Telligent Enterprise 2.0

Telligent offers very strong internal colllaboration and community products. Enterprise 2.0 lets you integrate existing business applications, including SharePoint and enterprise search products. Community 5.0 includes Twitter-like activity streams and drag-and-drop dashboard customization. Social analytics (currently in preview) help you track and measure customer interactions.

Read the review, "Enterprise social software spurs connections"


LifeSize Express 220

This reasonably priced, easy-to-use video communications system delivers telepresence to any room. High-definition video makes participants appear true-size, while high-quality, echo-free audio contributes to the immersive experience. There's dual-stream support for sharing multimedia content. You invoke calls and manage conferences using a pleasurable on-monitor interface coupled with a custom remote control.

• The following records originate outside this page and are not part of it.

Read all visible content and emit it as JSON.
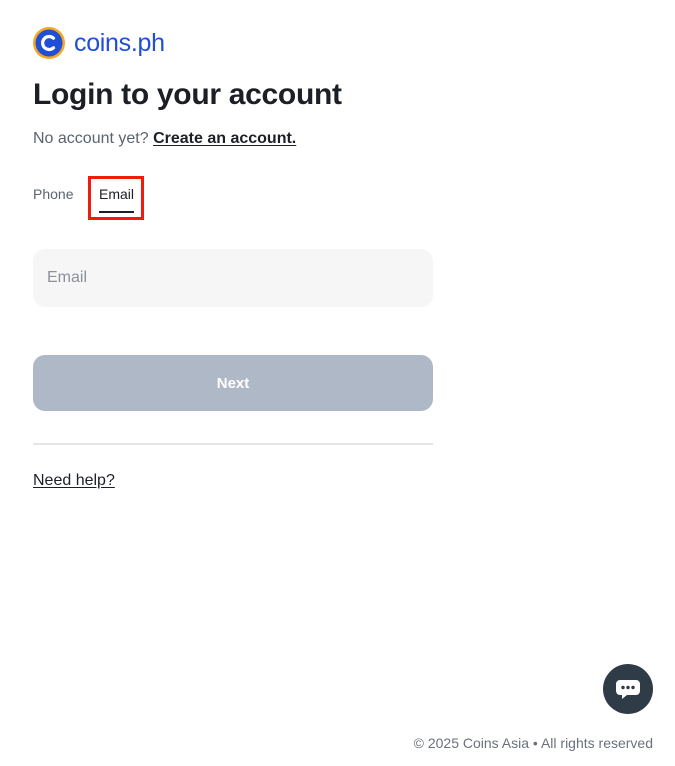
{
  "brand": {
    "name": "coins.ph",
    "color": "#1f4fd6"
  },
  "page": {
    "title": "Login to your account",
    "no_account_text": "No account yet?",
    "create_account_link": "Create an account."
  },
  "tabs": [
    {
      "label": "Phone",
      "selected": false
    },
    {
      "label": "Email",
      "selected": true
    }
  ],
  "form": {
    "email_placeholder": "Email",
    "email_value": "",
    "next_label": "Next"
  },
  "help_link": "Need help?",
  "footer": {
    "copyright": "© 2025 Coins Asia",
    "separator": "•",
    "rights": "All rights reserved"
  },
  "icons": {
    "logo": "coins-logo-icon",
    "chat": "chat-bubble-icon"
  },
  "colors": {
    "highlight": "#f01b0a",
    "button_disabled": "#aeb8c6",
    "chat_bg": "#2f3b47"
  }
}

Read the review, "Midrange telepresence systems marry high quality with affordability"


Sophos Endpoint Security and Control

Sophos Endpoint Security and Control has client security covered with antivirus, antispyware, firewall, application control, host intrusion protection, and network access control. The management console is very intuitive and the reporting engine provides all the information admins will need. Sophos has heavy competition in the endpoint security space, but its combination of broad client support, strong security services, ease of administration, and well-rounded reporting set it apart.

Read the review, "Endpoint security shootout: Five products compete to protect client systems"


Bit9 Parity Suite

Bit9 Parity is one of the few computer security products that, if deployed in your Windows environment, will radically and immediately reduce your enterprise's level of security risk. Parity can report a risk metric for each file it discovers on a system, rolling up the cumulative results into a risk rating for the whole computer, and even providing an overall risk ranking for the enterprise's entire collection of managed computers. Bit9 Parity doesn't corner the market on every unique whitelisting feature, and it's missing a few of the cool features found in some competitors, but its trust and risk ratings mark it as the whitelisting program to have.

Related articles:

Test Center review: Whitelisting security offers salvation"

InfoWorld's top 10 emerging enterprise technologies


Autonomic ANSA Platinum Suite Autonomic Software provides an excellent power management product that won't cost anything to install, because pricing is a portion of the power savings. The flexible but easy-to-use policy engine allows settings for different times of day and days of the week, and flexibility far beyond what's available in the Windows control panel. The suite offers a plethora of other management functions, some of which are included free with the power management piece.

Read the review, "Centralized PC power managers not created equal"

Copyright © 2010 IDG Communications, Inc.